Art, money and the financial crisis

© Kostyantyn Strilets
Author of «Hype! Art and Money» Piroschka Dossi

The beginning of June saw a meeting with German critic and consultant, author of the bestseller «Hype! Art and Money», Piroschka Dossi, that took place during the “The Book Arsenal” international book fair at Art Arsenal.

This sharp and ironic book was published in 2007, just before the financial crisis, touching off a wave of discussion in the art world. It presents a close analysis of the relationship and mutual influence of art and money since ancient times. She tells the reader a bright and engaging story of the development of global capitalism and the role of art as a perfect ground not just for investment, but for speculation.

The art market is a strange grey zone within the global market that does increase monetary value, but against all normal market laws. And according to Piroschka it is the gray zone within that grey zone in contemporary art. It is contemporary art that went beyond the more or less objective criteria of craftsmanship, of an original and a copy, of certain standards, that is making the big sales nowadays.

After her talk, Piroschka Dossi answered a few questions from KORYDOR.

Kateryna Botanova: After the book you came up with a film series for ARTE, exhibitions, articles. Why are you so interested in the issues of art and the market?

Piroschka Dossi: This may have three reasons: 1. my curiosity and my wish to understand the deeper workings of the world we live in, 2. my educational background which comprises law, art history and economy, and 3. the fact that I have been married for two decades to an artist, so I know the reality of artists? lives from my own experience.

K.B.: Why is contemporary art making the markets now?

P.D.: It is the fascination for the new, which, besides, drives not only the art market, but consumption as part of the economic system, the need of the newly rich to create visible identities, which money alone cannot do, and the profit potential which lies in the discovery of young artists who have not yet been positioned in the context of art history.

K.B.: What influence did the financial crisis have on the art market in general?

P.D.: The art market collapsed, and especially collectors of contemporary art saw the economic value of their collections dramatically drop. This coincided with a loss of trust, which hit not only the segments which had been driven up to astronomic price levels during the previous hype, but also all those artists who did not profit from it. This is unjust. But markets are not just, they are just efficient.
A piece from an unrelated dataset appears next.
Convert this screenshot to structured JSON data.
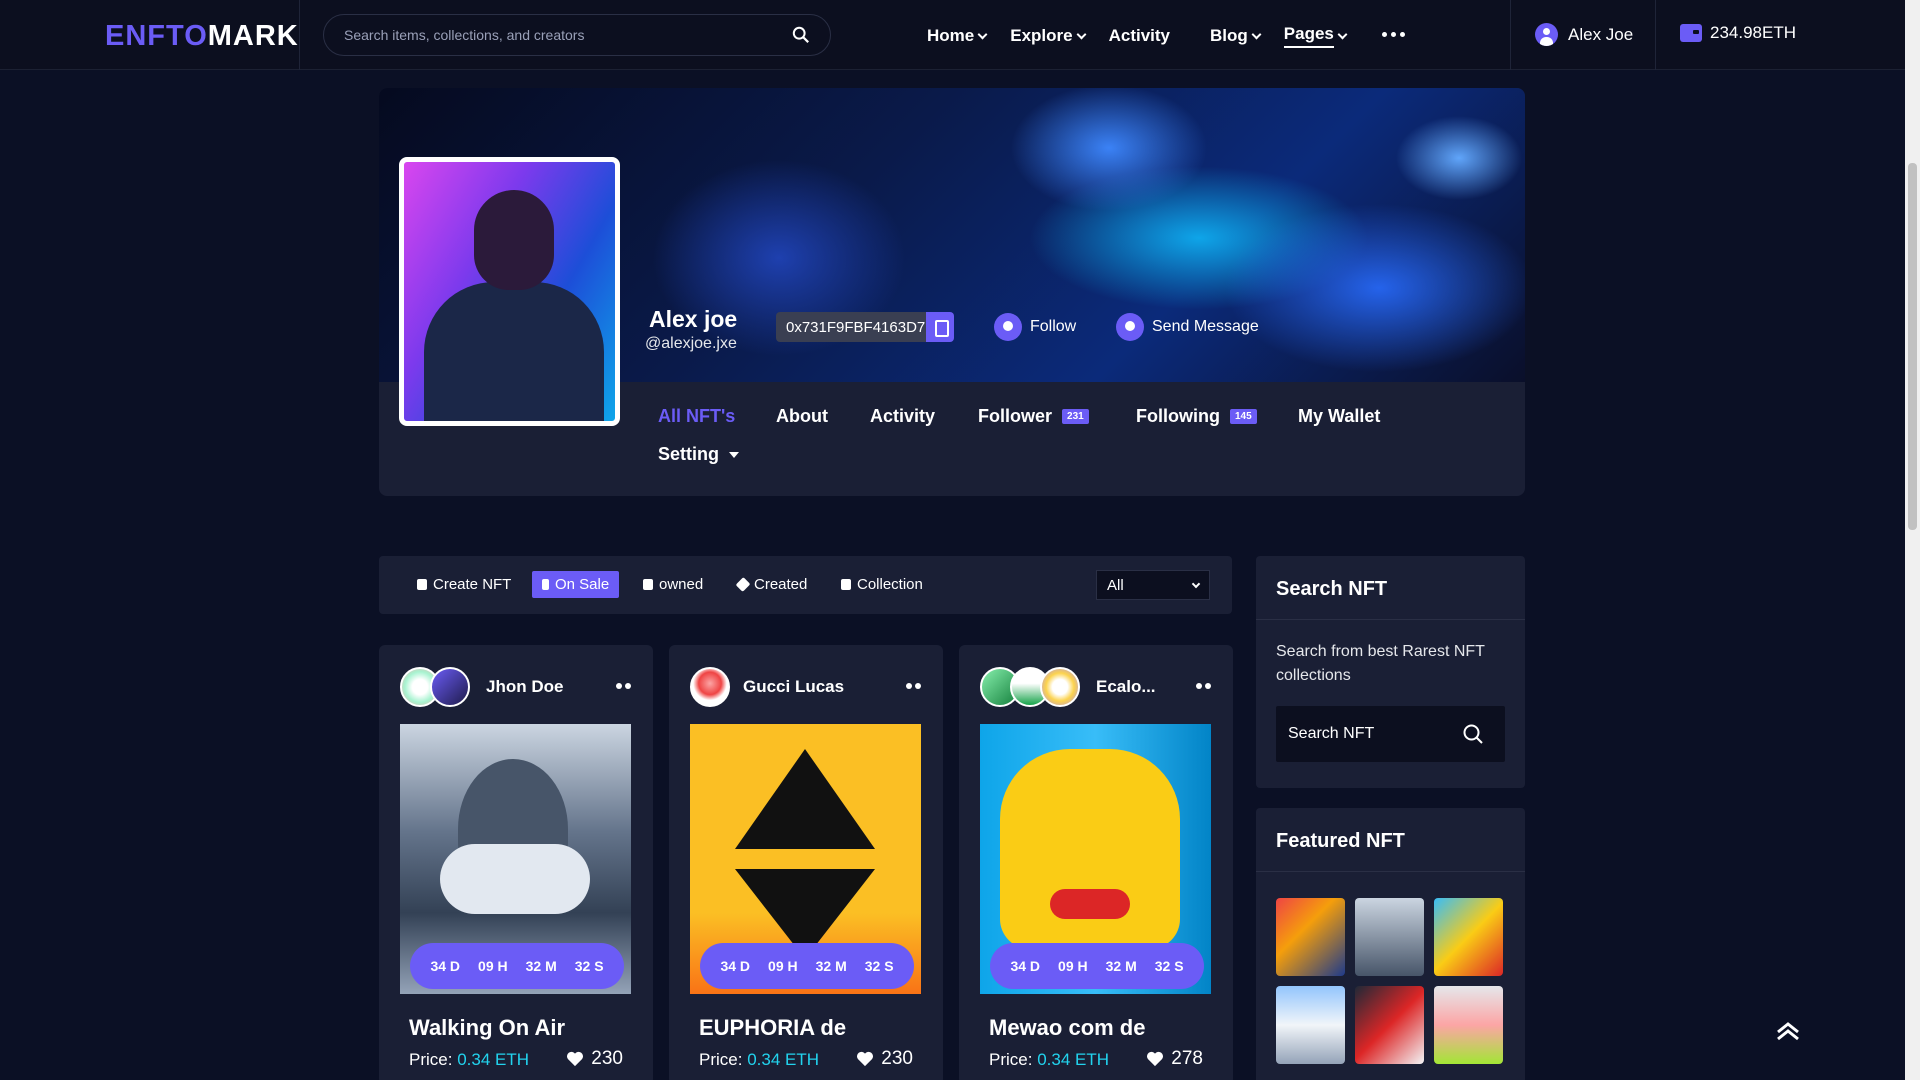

K.B: I think I won’t be wrong if I say that your book is quite harshly ironic. You certainly unmask a lot. But an interesting fact is that in two reviews published in Russia (as your book was recently translated in Russia), I saw that it is unmasking the contemporary art that was noticed. Is that what you really were unmasking?

P.D.: Art is supposed to be something serious. Sometimes it is, sometimes it isn?t. Artists can be jokers, some of them overtly like the Swiss artists Peter Fischli and David Weiss, others covertly like Jeff Koons or Damien Hirst. They are playing with the market, with the expectations of their audience, and everyone is free to take their work upfront or to see through the surface and enjoy the joke in it.

Since there is a market for art, artists are struggling for their creative independence. Even though the market was a liberation insofar as it liberated art from feudal domination, it created new constraints. The artist has to produce something that is accepted at least by a part of the audience. These obvious or hidden jokes are symbolic acts of independence, and, if you want, the biggest joke was told by Damien Hirst, who auctioned off his works with a record breaking result one day before the crash of Lehman Brothers, which triggered the financial crisis and the subsequent collapse of the art market. He put himself, as artist and entrepreneur, on top of the art system and the market.

K.B.: In your book you draw a circle of a gallerist selling art, a critic making the art famous, a museum ennobling it, a collector paying for it. Where does the audience go in this vicious circle? And is there a place for such a thing as non-commercial art?

P.D.: The audience goes mainstream. This is not a bad thing, because it means at least discovering contemporary art. Works of art, which are accepted, bought by large collectors, shown in blockbuster shows are ?low risk?. Those individuals who are curious and adventurous will move on and start to make their own discoveries in search for what art can really do: opening the windows of perception.

K.B.: What is the place for non-commercial art? Why is it important? And how can it survive (being outside the market)?

P.D.: Non-commercial art is a cultural laboratory, where talents can develop their visions free from economic considerations. A free space is necessary for any creative development. It needs the backup of passionate individuals and institutional support.

The meeting with Piroschka Dossi was made possible with support of the Goethe Institute in Ukraine.